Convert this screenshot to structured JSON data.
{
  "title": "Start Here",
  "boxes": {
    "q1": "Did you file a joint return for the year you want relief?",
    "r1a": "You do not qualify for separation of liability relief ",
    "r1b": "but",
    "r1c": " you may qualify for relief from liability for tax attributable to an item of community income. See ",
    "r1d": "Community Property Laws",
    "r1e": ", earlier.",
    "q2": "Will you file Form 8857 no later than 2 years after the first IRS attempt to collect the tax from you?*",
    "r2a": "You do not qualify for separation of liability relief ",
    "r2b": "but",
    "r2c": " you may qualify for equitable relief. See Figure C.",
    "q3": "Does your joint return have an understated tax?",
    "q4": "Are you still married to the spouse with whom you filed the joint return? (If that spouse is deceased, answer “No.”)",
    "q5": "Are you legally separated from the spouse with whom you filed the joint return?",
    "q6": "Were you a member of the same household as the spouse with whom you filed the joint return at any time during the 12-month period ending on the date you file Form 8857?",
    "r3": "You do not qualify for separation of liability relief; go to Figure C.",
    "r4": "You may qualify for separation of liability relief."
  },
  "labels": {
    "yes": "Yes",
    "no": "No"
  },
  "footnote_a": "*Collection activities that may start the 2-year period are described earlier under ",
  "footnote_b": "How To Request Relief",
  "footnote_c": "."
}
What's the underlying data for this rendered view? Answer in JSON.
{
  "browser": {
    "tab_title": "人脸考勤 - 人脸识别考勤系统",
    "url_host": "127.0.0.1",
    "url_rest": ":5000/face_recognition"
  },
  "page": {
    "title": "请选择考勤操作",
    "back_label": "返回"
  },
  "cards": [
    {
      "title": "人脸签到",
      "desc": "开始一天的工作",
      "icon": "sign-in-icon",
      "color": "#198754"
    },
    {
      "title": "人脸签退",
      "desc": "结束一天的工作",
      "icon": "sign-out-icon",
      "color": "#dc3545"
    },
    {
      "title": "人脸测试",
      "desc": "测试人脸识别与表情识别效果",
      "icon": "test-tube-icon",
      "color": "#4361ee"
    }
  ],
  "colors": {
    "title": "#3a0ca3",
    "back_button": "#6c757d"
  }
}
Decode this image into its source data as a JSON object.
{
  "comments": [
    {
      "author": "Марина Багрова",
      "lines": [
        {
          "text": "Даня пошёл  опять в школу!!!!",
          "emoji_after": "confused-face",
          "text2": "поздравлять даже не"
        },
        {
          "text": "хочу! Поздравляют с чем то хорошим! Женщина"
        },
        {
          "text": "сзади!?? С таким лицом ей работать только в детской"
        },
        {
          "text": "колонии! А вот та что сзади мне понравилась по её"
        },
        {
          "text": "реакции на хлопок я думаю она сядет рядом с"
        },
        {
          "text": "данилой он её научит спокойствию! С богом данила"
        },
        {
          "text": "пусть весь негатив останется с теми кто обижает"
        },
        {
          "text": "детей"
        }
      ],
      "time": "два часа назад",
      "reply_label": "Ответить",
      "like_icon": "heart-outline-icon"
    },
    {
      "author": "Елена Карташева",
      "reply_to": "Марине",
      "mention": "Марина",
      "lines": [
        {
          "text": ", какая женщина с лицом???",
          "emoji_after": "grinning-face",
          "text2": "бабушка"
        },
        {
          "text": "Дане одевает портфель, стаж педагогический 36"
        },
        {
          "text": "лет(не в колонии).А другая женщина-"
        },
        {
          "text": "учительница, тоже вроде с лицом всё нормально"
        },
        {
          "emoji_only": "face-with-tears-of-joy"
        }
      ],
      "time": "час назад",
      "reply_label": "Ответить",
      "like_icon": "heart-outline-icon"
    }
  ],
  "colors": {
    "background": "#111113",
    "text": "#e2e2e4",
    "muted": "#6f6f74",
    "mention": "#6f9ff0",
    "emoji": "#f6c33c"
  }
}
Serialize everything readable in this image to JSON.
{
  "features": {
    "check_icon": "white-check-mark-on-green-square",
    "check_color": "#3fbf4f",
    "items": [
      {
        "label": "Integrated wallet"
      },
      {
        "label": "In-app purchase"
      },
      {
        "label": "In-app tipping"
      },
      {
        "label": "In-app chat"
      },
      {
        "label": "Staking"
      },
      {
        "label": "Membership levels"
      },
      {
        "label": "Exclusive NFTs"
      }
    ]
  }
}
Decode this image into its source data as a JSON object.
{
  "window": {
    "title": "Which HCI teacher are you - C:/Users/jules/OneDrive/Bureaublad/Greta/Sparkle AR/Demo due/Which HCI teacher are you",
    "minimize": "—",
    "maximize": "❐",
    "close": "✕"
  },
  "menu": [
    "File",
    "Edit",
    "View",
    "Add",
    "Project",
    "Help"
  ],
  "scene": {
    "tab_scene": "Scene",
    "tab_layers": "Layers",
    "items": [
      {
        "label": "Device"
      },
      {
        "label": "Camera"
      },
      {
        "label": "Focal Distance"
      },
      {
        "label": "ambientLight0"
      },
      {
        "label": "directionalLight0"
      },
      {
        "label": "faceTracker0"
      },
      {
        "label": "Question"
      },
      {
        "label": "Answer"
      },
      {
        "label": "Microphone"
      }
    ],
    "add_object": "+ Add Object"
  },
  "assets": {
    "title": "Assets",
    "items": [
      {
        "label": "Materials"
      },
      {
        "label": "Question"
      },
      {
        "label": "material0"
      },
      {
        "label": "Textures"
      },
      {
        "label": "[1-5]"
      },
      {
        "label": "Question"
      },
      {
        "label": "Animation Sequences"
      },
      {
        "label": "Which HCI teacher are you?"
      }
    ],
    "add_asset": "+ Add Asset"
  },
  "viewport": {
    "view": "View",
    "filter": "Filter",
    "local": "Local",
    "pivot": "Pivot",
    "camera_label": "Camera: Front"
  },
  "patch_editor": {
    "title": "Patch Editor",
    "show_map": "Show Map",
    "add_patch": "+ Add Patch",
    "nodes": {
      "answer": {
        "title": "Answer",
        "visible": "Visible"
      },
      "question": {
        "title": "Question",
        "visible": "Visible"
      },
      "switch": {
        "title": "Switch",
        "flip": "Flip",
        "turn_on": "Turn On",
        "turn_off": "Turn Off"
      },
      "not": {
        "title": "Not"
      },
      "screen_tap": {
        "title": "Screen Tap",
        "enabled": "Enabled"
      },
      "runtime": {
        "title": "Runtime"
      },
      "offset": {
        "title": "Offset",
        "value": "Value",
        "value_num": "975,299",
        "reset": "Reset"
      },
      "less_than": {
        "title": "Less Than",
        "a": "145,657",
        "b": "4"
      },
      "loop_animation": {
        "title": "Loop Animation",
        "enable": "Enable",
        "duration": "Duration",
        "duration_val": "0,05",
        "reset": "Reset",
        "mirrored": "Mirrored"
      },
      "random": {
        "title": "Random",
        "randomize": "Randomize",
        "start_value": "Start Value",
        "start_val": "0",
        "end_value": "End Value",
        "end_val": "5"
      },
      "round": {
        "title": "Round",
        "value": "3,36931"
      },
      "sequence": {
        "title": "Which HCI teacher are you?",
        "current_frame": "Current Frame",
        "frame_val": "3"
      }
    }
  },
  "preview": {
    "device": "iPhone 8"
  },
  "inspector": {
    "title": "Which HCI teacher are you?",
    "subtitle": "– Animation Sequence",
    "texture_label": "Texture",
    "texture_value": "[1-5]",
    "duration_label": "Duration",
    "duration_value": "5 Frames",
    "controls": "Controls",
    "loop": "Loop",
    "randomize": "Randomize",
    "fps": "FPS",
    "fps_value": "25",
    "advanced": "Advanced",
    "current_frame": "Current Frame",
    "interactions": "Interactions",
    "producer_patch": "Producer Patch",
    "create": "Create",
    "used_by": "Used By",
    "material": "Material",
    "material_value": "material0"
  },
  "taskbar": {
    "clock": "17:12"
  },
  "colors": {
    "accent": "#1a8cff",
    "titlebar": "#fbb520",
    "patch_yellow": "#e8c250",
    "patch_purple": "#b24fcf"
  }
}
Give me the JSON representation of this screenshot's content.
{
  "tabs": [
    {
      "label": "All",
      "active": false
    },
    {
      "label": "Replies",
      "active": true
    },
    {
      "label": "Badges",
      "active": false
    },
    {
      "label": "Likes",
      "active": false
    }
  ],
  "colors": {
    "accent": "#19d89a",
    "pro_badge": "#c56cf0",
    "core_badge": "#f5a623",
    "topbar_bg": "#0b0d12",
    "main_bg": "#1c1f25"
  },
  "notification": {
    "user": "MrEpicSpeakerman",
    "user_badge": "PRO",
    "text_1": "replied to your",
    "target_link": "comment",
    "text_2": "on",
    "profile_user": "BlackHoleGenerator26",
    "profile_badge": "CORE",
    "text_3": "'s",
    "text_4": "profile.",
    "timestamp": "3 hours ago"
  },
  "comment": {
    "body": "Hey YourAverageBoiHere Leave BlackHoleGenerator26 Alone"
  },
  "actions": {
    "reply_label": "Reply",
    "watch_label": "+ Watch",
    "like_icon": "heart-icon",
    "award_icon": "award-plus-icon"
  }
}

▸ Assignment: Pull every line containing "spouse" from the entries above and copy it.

▸ Answer to the exercise:
    "q4": "Are you still married to the spouse with whom you filed the joint return? (If that spouse is deceased, answer “No.”)",
    "q5": "Are you legally separated from the spouse with whom you filed the joint return?",
    "q6": "Were you a member of the same household as the spouse with whom you filed the joint return at any time during the 12-month period ending on the date you file Form 8857?",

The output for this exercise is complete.